» INSTRUCTIONS TO FOLLOW
Reproduce the records exactly, but not the pictures.

» ENTRIES SUPPLIED
↓↓↓

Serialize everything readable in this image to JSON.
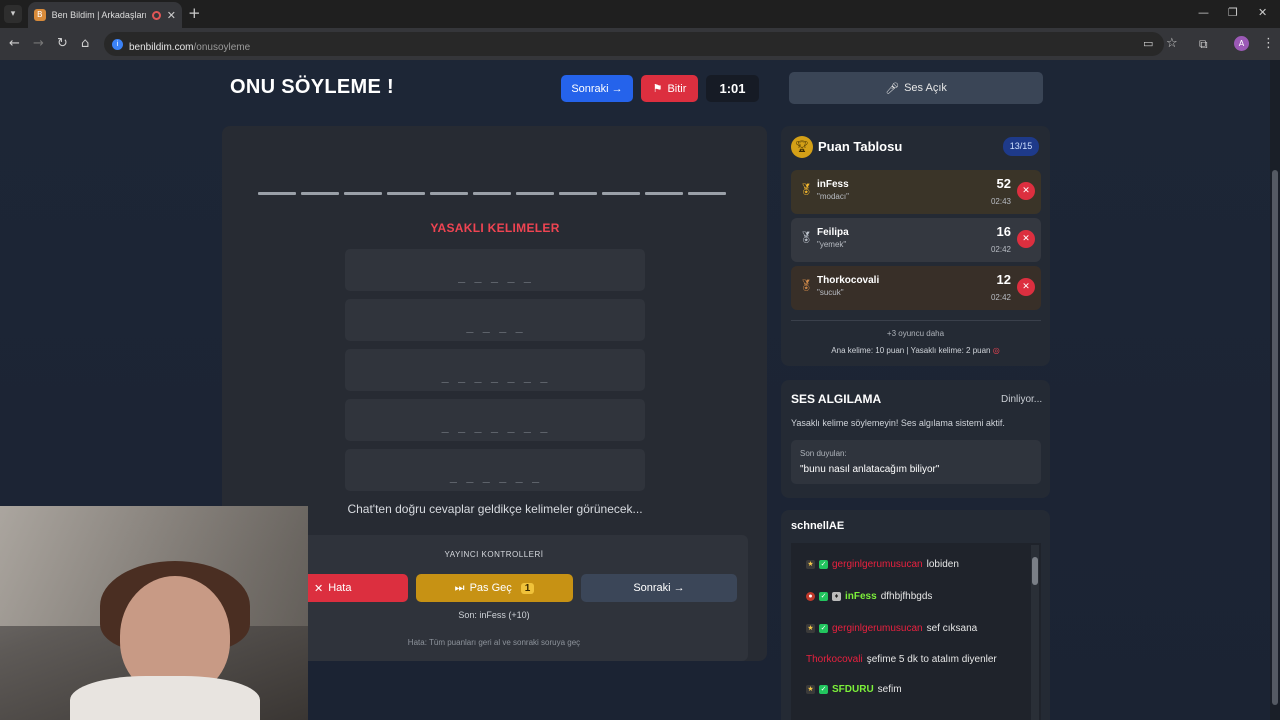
{
  "browser": {
    "tab_title": "Ben Bildim | Arkadaşlarınla",
    "url_host": "benbildim.com",
    "url_path": "/onusoyleme",
    "profile_initial": "A"
  },
  "game": {
    "title": "ONU SÖYLEME !",
    "next_label": "Sonraki →",
    "finish_label": "Bitir",
    "timer": "1:01",
    "forbidden_title": "YASAKLI KELIMELER",
    "forbidden_masks": [
      "_ _ _ _ _",
      "_ _ _ _",
      "_ _ _ _ _ _ _",
      "_ _ _ _ _ _ _",
      "_ _ _ _ _ _"
    ],
    "chat_hint": "Chat'ten doğru cevaplar geldikçe kelimeler görünecek...",
    "host": {
      "title": "YAYINCI KONTROLLERİ",
      "error_label": "Hata",
      "pass_label": "Pas Geç",
      "pass_count": "1",
      "next_label": "Sonraki →",
      "last_info": "Son: inFess (+10)",
      "error_info": "Hata: Tüm puanları geri al ve sonraki soruya geç"
    }
  },
  "voice_button": "Ses Açık",
  "scoreboard": {
    "title": "Puan Tablosu",
    "count": "13/15",
    "players": [
      {
        "name": "inFess",
        "word": "\"modacı\"",
        "score": "52",
        "time": "02:43"
      },
      {
        "name": "Feilipa",
        "word": "\"yemek\"",
        "score": "16",
        "time": "02:42"
      },
      {
        "name": "Thorkocovali",
        "word": "\"sucuk\"",
        "score": "12",
        "time": "02:42"
      }
    ],
    "more_players": "+3 oyuncu daha",
    "rules": "Ana kelime: 10 puan | Yasaklı kelime: 2 puan"
  },
  "voice_detection": {
    "title": "SES ALGILAMA",
    "status": "Dinliyor...",
    "warning": "Yasaklı kelime söylemeyin! Ses algılama sistemi aktif.",
    "heard_label": "Son duyulan:",
    "heard_text": "\"bunu nasıl anlatacağım biliyor\""
  },
  "chat": {
    "channel": "schnellAE",
    "messages": [
      {
        "user": "gerginlgerumusucan",
        "text": "lobiden"
      },
      {
        "user": "inFess",
        "text": "dfhbjfhbgds"
      },
      {
        "user": "gerginlgerumusucan",
        "text": "sef cıksana"
      },
      {
        "user": "Thorkocovali",
        "text": "şefime 5 dk to atalım diyenler"
      },
      {
        "user": "SFDURU",
        "text": "sefim"
      }
    ]
  },
  "colors": {
    "accent_blue": "#2563eb",
    "danger_red": "#dc2f3f",
    "warning_gold": "#c79214",
    "forbidden_title": "#ef4452"
  }
}
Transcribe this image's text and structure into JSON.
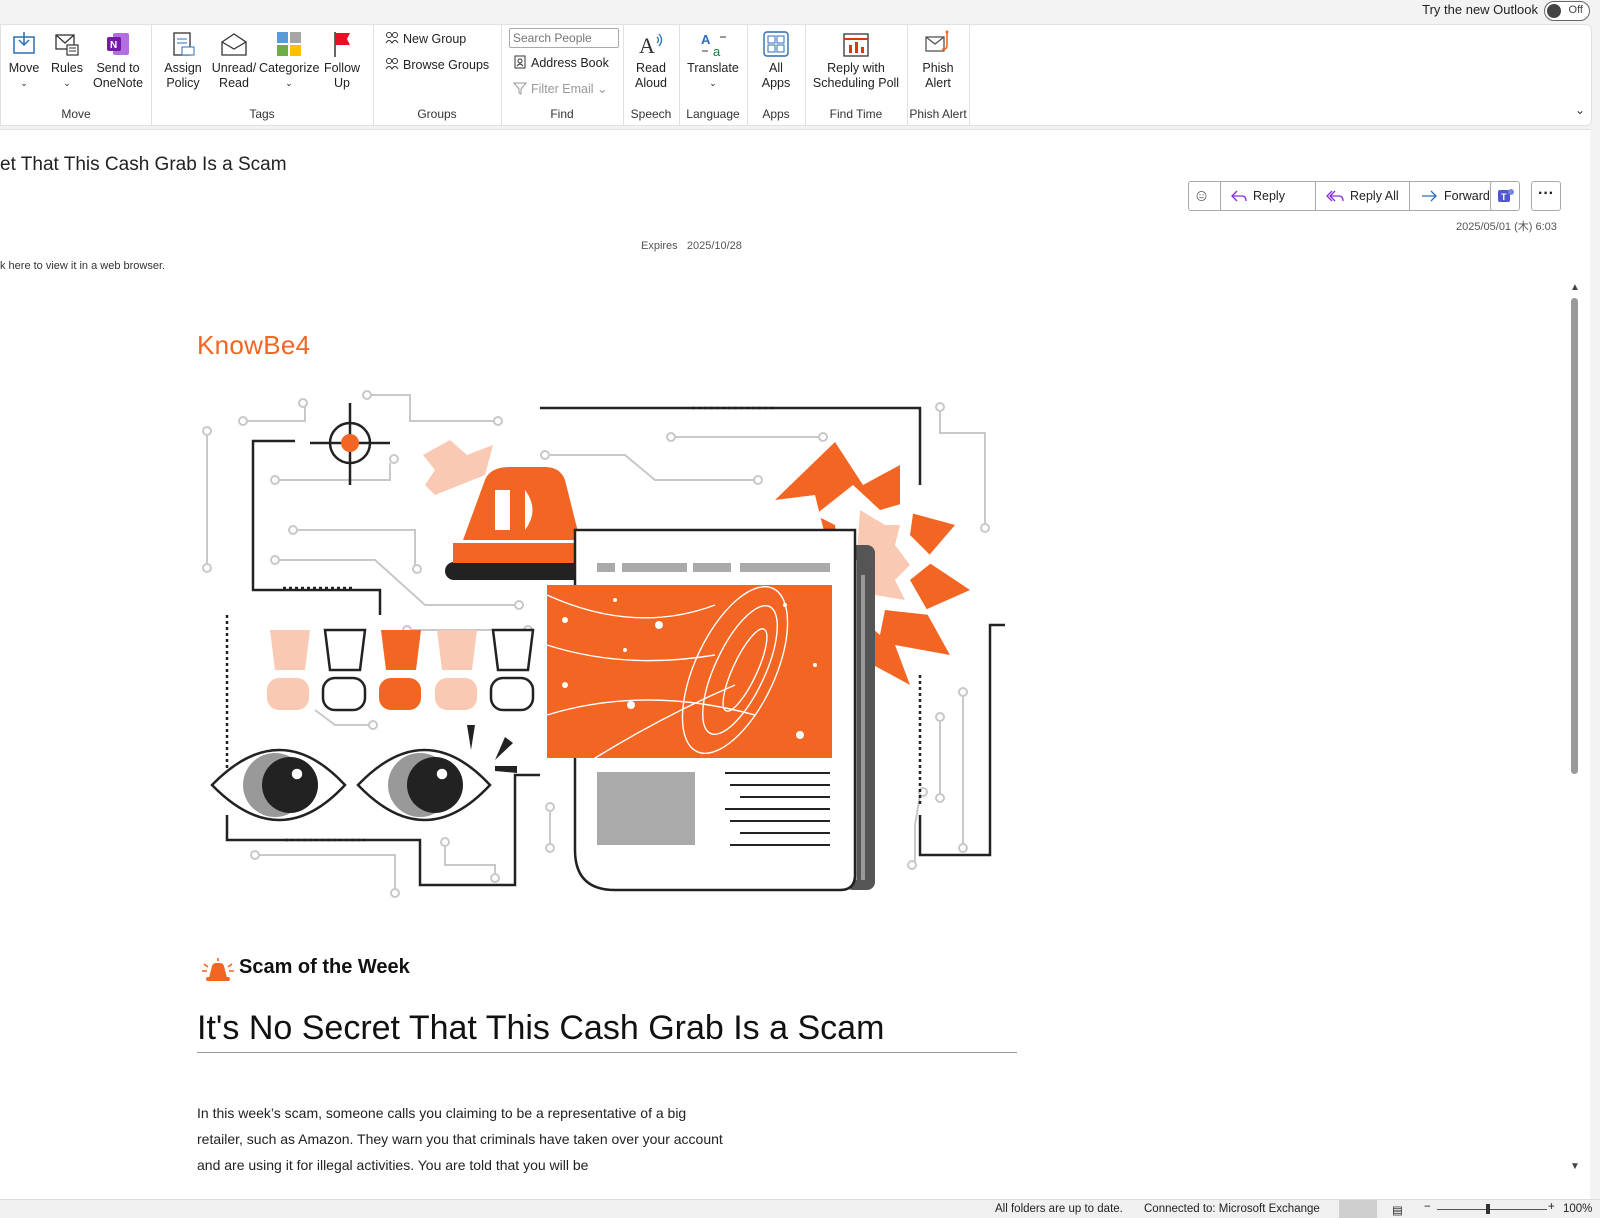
{
  "topbar": {
    "try_new": "Try the new Outlook",
    "toggle": "Off"
  },
  "ribbon": {
    "move": {
      "name": "Move",
      "move_label": "Move",
      "rules_label": "Rules",
      "onenote_label": "Send to OneNote"
    },
    "tags": {
      "name": "Tags",
      "assign_label": "Assign Policy",
      "unread_label": "Unread/ Read",
      "categorize_label": "Categorize",
      "follow_label": "Follow Up"
    },
    "groups": {
      "name": "Groups",
      "new_group": "New Group",
      "browse_groups": "Browse Groups"
    },
    "find": {
      "name": "Find",
      "search_placeholder": "Search People",
      "address_book": "Address Book",
      "filter_email": "Filter Email"
    },
    "speech": {
      "name": "Speech",
      "read_aloud": "Read Aloud"
    },
    "language": {
      "name": "Language",
      "translate": "Translate"
    },
    "apps": {
      "name": "Apps",
      "all_apps": "All Apps"
    },
    "findtime": {
      "name": "Find Time",
      "reply_poll": "Reply with Scheduling Poll"
    },
    "phish": {
      "name": "Phish Alert",
      "phish_alert": "Phish Alert"
    }
  },
  "message": {
    "subject": "et That This Cash Grab Is a Scam",
    "actions": {
      "reply": "Reply",
      "reply_all": "Reply All",
      "forward": "Forward"
    },
    "date": "2025/05/01 (木) 6:03",
    "expires_label": "Expires",
    "expires_date": "2025/10/28",
    "web_view": "k here to view it in a web browser."
  },
  "content": {
    "logo": "KnowBe4",
    "section_label": "Scam of the Week",
    "headline": "It's No Secret That This Cash Grab Is a Scam",
    "body": "In this week’s scam, someone calls you claiming to be a representative of a big retailer, such as Amazon. They warn you that criminals have taken over your account and are using it for illegal activities. You are told that you will be"
  },
  "statusbar": {
    "sync": "All folders are up to date.",
    "connection": "Connected to: Microsoft Exchange",
    "zoom": "100%"
  },
  "colors": {
    "brand_orange": "#f26522",
    "peach": "#f9c9b4",
    "ribbon_border": "#e1e1e1"
  }
}
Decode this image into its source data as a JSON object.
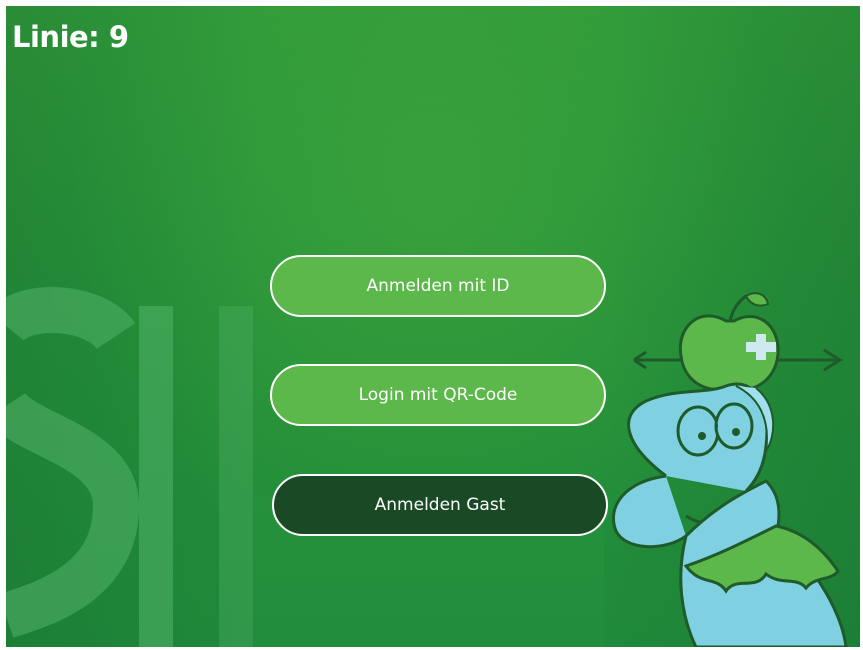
{
  "header": {
    "line_label": "Linie: 9"
  },
  "buttons": {
    "login_id": "Anmelden mit ID",
    "login_qr": "Login mit QR-Code",
    "login_guest": "Anmelden Gast"
  },
  "background": {
    "letters": "SIL"
  },
  "colors": {
    "background_green": "#25913a",
    "button_light": "#5cb84a",
    "button_dark": "#1a4a25",
    "text": "#ffffff"
  },
  "icons": {
    "mascot": "worm-with-apple-mascot"
  }
}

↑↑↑

» SOLUTION BELOW
Serialize everything readable in this image to JSON.
{
  "browser": {
    "tab_title": "Ben Bildim | Arkadaşlarınla",
    "url_host": "benbildim.com",
    "url_path": "/onusoyleme",
    "profile_initial": "A"
  },
  "game": {
    "title": "ONU SÖYLEME !",
    "next_label": "Sonraki →",
    "finish_label": "Bitir",
    "timer": "1:01",
    "forbidden_title": "YASAKLI KELIMELER",
    "forbidden_masks": [
      "_ _ _ _ _",
      "_ _ _ _",
      "_ _ _ _ _ _ _",
      "_ _ _ _ _ _ _",
      "_ _ _ _ _ _"
    ],
    "chat_hint": "Chat'ten doğru cevaplar geldikçe kelimeler görünecek...",
    "host": {
      "title": "YAYINCI KONTROLLERİ",
      "error_label": "Hata",
      "pass_label": "Pas Geç",
      "pass_count": "1",
      "next_label": "Sonraki →",
      "last_info": "Son: inFess (+10)",
      "error_info": "Hata: Tüm puanları geri al ve sonraki soruya geç"
    }
  },
  "voice_button": "Ses Açık",
  "scoreboard": {
    "title": "Puan Tablosu",
    "count": "13/15",
    "players": [
      {
        "name": "inFess",
        "word": "\"modacı\"",
        "score": "52",
        "time": "02:43"
      },
      {
        "name": "Feilipa",
        "word": "\"yemek\"",
        "score": "16",
        "time": "02:42"
      },
      {
        "name": "Thorkocovali",
        "word": "\"sucuk\"",
        "score": "12",
        "time": "02:42"
      }
    ],
    "more_players": "+3 oyuncu daha",
    "rules": "Ana kelime: 10 puan | Yasaklı kelime: 2 puan"
  },
  "voice_detection": {
    "title": "SES ALGILAMA",
    "status": "Dinliyor...",
    "warning": "Yasaklı kelime söylemeyin! Ses algılama sistemi aktif.",
    "heard_label": "Son duyulan:",
    "heard_text": "\"bunu nasıl anlatacağım biliyor\""
  },
  "chat": {
    "channel": "schnellAE",
    "messages": [
      {
        "user": "gerginlgerumusucan",
        "text": "lobiden"
      },
      {
        "user": "inFess",
        "text": "dfhbjfhbgds"
      },
      {
        "user": "gerginlgerumusucan",
        "text": "sef cıksana"
      },
      {
        "user": "Thorkocovali",
        "text": "şefime 5 dk to atalım diyenler"
      },
      {
        "user": "SFDURU",
        "text": "sefim"
      }
    ]
  },
  "colors": {
    "accent_blue": "#2563eb",
    "danger_red": "#dc2f3f",
    "warning_gold": "#c79214",
    "forbidden_title": "#ef4452"
  }
}
Transcribe this image's text and structure into JSON.
{
  "topbar": {
    "try_new": "Try the new Outlook",
    "toggle": "Off"
  },
  "ribbon": {
    "move": {
      "name": "Move",
      "move_label": "Move",
      "rules_label": "Rules",
      "onenote_label": "Send to OneNote"
    },
    "tags": {
      "name": "Tags",
      "assign_label": "Assign Policy",
      "unread_label": "Unread/ Read",
      "categorize_label": "Categorize",
      "follow_label": "Follow Up"
    },
    "groups": {
      "name": "Groups",
      "new_group": "New Group",
      "browse_groups": "Browse Groups"
    },
    "find": {
      "name": "Find",
      "search_placeholder": "Search People",
      "address_book": "Address Book",
      "filter_email": "Filter Email"
    },
    "speech": {
      "name": "Speech",
      "read_aloud": "Read Aloud"
    },
    "language": {
      "name": "Language",
      "translate": "Translate"
    },
    "apps": {
      "name": "Apps",
      "all_apps": "All Apps"
    },
    "findtime": {
      "name": "Find Time",
      "reply_poll": "Reply with Scheduling Poll"
    },
    "phish": {
      "name": "Phish Alert",
      "phish_alert": "Phish Alert"
    }
  },
  "message": {
    "subject": "et That This Cash Grab Is a Scam",
    "actions": {
      "reply": "Reply",
      "reply_all": "Reply All",
      "forward": "Forward"
    },
    "date": "2025/05/01 (木) 6:03",
    "expires_label": "Expires",
    "expires_date": "2025/10/28",
    "web_view": "k here to view it in a web browser."
  },
  "content": {
    "logo": "KnowBe4",
    "section_label": "Scam of the Week",
    "headline": "It's No Secret That This Cash Grab Is a Scam",
    "body": "In this week’s scam, someone calls you claiming to be a representative of a big retailer, such as Amazon. They warn you that criminals have taken over your account and are using it for illegal activities. You are told that you will be"
  },
  "statusbar": {
    "sync": "All folders are up to date.",
    "connection": "Connected to: Microsoft Exchange",
    "zoom": "100%"
  },
  "colors": {
    "brand_orange": "#f26522",
    "peach": "#f9c9b4",
    "ribbon_border": "#e1e1e1"
  }
}
Decode this image into its source data as a JSON object.
{
  "header": {
    "line_label": "Linie: 9"
  },
  "buttons": {
    "login_id": "Anmelden mit ID",
    "login_qr": "Login mit QR-Code",
    "login_guest": "Anmelden Gast"
  },
  "background": {
    "letters": "SIL"
  },
  "colors": {
    "background_green": "#25913a",
    "button_light": "#5cb84a",
    "button_dark": "#1a4a25",
    "text": "#ffffff"
  },
  "icons": {
    "mascot": "worm-with-apple-mascot"
  }
}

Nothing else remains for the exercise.